JULIA KENNEDY: You have been working on these issues for two decades now. How hopeful are you that you will see a better approach to immigration policy in the future?
ANGELA KELLEY: Yes, I've developed a lot of patience over the years.
I am ultimately hopeful, mainly because at the end of the day politicians will act out of their self-interest, and they'll also eventually act in the interest of the country. Their self-interest will be dictated by the voter, whether the voter will vote for him or her in the future. The demographics of this country are destiny, and they are changing rapidly.
The largest bloc of voters that we have are Latino voters—we have 50,000 Latinos turning 18 every month; that's huge. So you have a combination of anywhere from 700,000 to a million people naturalizing and becoming eligible to vote, or Latino children who are turning 18. That's a very concentrated group of people.
You have already seen them flex their political muscle in states like Nevada, Colorado, New Mexico, and Florida in the 2008 presidential election, and then recently in Nevada and in Colorado in the 2010 election.
They are very sensitive to how the immigration issue is talked about. They obviously are not undocumented because they are voting. But again, not all undocumented people live in an apartment building by themselves. There are families that have mixed status.
Also, the nature of this debate has gotten very personal to Latinos. I always tell the story of my mother, who is a Bolivian immigrant. She speaks with a thick accent. She looks very Latina. We were going to go to Arizona for a trip to the Grand Canyon with my husband and two daughters. Arizona passed its immigration law, and she canceled the trip.
She said, "No puedo. I can't. I can't be afraid to drive the rental car, listening to my music"—and she does drive kind of badly, so she would be the one to get pulled over—"and face that humiliation of being stopped and asked for papers."
Look, my mom has been naturalized for 30-plus years. That's how she sees now the members, the governor, the people in Arizona, and how they treated her.
I think a lot of Latinos are listening very carefully to when the candidates talk about this issue—"Do they respect me or not?"
They care about the economy, of course they care about health care, education, all those things, like everybody. But this is an issue that I think goes right to the heart of how this community feels about their lawmakers.
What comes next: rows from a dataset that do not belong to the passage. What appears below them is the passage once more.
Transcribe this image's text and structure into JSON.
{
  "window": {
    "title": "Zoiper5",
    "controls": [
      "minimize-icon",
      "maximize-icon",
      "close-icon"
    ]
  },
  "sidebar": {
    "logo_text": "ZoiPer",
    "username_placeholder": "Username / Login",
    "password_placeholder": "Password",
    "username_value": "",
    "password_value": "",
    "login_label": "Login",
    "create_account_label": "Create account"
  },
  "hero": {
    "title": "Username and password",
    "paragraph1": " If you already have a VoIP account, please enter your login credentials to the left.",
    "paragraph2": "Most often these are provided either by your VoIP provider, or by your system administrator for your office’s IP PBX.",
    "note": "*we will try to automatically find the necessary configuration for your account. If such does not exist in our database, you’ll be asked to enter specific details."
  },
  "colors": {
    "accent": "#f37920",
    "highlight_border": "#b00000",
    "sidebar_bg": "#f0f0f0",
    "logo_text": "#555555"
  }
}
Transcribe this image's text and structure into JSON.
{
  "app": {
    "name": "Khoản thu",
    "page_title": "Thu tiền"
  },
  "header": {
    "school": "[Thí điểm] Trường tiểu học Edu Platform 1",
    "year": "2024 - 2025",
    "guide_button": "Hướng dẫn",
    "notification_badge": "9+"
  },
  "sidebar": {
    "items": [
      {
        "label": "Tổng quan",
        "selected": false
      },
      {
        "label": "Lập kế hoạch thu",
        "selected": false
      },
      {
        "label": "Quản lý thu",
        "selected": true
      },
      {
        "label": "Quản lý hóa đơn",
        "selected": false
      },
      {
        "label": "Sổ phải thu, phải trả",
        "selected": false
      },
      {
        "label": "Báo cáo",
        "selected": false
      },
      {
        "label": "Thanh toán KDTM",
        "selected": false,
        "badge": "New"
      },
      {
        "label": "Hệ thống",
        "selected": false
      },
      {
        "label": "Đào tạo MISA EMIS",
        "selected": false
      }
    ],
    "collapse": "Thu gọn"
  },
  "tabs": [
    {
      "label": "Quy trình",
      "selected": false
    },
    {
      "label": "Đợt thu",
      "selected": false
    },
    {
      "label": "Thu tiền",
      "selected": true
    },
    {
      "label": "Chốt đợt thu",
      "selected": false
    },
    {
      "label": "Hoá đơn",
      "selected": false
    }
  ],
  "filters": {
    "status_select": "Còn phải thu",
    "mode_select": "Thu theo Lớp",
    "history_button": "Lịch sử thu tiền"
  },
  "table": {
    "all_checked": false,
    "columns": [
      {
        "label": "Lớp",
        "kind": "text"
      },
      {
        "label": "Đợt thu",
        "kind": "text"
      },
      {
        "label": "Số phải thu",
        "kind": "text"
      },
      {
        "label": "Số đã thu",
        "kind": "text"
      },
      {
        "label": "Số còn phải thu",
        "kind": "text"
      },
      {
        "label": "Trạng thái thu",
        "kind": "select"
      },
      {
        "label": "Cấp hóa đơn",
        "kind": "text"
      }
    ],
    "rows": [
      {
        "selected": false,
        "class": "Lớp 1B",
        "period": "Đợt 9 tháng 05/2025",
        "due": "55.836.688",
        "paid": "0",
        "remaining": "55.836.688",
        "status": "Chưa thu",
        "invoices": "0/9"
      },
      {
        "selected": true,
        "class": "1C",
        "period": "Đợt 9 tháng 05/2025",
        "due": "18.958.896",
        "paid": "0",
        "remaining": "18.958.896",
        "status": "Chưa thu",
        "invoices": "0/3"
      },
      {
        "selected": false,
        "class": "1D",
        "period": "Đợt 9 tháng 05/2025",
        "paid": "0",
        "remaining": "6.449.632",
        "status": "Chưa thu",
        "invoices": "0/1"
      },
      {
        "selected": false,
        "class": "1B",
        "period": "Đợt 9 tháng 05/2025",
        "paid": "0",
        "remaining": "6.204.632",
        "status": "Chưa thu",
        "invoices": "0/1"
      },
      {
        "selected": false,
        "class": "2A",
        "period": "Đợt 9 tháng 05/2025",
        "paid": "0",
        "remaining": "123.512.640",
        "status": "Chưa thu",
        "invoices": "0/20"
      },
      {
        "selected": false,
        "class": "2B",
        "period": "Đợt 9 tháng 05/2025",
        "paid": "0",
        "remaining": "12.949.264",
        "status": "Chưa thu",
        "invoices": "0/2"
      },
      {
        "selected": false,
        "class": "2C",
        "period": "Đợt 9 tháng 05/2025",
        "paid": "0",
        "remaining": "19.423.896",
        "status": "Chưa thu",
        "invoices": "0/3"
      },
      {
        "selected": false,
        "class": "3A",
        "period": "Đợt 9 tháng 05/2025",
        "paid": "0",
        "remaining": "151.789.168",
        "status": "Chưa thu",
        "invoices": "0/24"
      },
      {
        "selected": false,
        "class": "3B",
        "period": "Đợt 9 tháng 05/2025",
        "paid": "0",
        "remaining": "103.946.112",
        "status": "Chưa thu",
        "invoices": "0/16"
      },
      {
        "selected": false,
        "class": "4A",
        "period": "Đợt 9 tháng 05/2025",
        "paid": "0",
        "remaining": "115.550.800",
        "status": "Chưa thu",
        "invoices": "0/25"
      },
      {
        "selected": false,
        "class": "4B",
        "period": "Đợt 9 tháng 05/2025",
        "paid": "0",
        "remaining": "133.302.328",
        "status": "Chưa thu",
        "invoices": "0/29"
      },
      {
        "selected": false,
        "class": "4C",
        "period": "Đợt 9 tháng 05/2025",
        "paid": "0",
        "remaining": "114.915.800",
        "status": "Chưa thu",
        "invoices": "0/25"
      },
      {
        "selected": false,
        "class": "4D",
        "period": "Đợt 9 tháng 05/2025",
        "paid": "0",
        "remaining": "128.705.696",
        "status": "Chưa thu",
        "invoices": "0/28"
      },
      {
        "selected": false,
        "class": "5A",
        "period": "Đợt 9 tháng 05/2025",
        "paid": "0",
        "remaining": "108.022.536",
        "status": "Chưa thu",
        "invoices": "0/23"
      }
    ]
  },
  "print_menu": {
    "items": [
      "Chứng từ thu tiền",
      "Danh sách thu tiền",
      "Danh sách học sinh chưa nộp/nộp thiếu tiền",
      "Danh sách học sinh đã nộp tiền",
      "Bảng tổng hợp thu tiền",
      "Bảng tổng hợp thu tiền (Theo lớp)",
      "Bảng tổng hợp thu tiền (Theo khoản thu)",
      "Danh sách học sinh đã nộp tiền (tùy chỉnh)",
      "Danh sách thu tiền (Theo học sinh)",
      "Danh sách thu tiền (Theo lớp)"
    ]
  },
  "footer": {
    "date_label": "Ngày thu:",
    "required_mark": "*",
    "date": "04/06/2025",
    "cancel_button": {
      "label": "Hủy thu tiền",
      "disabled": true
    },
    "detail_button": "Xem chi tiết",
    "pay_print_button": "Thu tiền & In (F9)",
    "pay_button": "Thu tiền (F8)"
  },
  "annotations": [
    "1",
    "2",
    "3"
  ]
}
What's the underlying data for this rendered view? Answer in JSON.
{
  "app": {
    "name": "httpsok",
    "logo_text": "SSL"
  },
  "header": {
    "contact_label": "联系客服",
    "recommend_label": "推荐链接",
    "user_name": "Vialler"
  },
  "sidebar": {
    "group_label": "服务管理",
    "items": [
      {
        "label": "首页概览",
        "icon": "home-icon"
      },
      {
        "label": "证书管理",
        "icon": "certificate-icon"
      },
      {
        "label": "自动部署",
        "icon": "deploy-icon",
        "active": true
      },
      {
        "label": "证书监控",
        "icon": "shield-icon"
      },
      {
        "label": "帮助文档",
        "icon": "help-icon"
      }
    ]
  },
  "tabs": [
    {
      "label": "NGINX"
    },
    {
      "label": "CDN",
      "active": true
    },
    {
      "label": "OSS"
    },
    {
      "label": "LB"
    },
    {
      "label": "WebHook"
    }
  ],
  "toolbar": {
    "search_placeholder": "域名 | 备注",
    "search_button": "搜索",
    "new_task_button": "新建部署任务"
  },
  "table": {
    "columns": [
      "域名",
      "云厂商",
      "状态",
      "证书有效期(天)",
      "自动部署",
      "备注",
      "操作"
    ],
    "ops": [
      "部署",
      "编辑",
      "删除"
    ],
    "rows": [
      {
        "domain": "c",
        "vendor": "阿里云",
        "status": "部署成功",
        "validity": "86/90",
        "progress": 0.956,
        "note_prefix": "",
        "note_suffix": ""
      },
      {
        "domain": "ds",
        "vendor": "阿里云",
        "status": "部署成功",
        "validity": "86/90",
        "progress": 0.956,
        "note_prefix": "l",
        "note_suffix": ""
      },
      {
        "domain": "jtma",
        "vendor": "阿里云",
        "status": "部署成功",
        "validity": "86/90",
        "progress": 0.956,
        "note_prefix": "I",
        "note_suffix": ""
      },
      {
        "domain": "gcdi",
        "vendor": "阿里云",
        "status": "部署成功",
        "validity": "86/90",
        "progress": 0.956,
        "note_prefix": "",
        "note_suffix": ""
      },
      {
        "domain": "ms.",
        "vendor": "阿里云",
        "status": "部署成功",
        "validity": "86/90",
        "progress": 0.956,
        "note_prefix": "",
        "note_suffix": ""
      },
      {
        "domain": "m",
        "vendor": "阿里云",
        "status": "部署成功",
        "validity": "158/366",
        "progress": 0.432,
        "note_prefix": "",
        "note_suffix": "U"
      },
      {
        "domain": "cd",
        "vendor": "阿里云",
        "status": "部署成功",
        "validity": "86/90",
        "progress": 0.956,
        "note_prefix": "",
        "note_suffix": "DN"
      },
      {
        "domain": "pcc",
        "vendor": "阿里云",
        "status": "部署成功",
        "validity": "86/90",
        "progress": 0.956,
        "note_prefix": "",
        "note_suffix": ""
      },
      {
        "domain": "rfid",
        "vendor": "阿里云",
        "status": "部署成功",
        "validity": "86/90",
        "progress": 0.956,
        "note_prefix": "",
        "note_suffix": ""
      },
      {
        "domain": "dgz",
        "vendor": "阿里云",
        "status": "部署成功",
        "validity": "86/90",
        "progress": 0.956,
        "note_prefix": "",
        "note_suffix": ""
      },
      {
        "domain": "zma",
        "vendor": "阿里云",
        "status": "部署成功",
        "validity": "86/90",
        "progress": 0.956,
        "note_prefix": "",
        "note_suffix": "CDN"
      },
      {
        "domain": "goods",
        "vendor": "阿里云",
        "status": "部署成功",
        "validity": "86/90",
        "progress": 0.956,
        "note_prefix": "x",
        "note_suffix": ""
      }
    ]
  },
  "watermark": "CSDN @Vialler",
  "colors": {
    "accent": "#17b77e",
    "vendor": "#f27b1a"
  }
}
JULIA KENNEDY: Angela Kelley, I want to thank you so much for your time.
ANGELA KELLEY: Great. It was a pleasure to be here.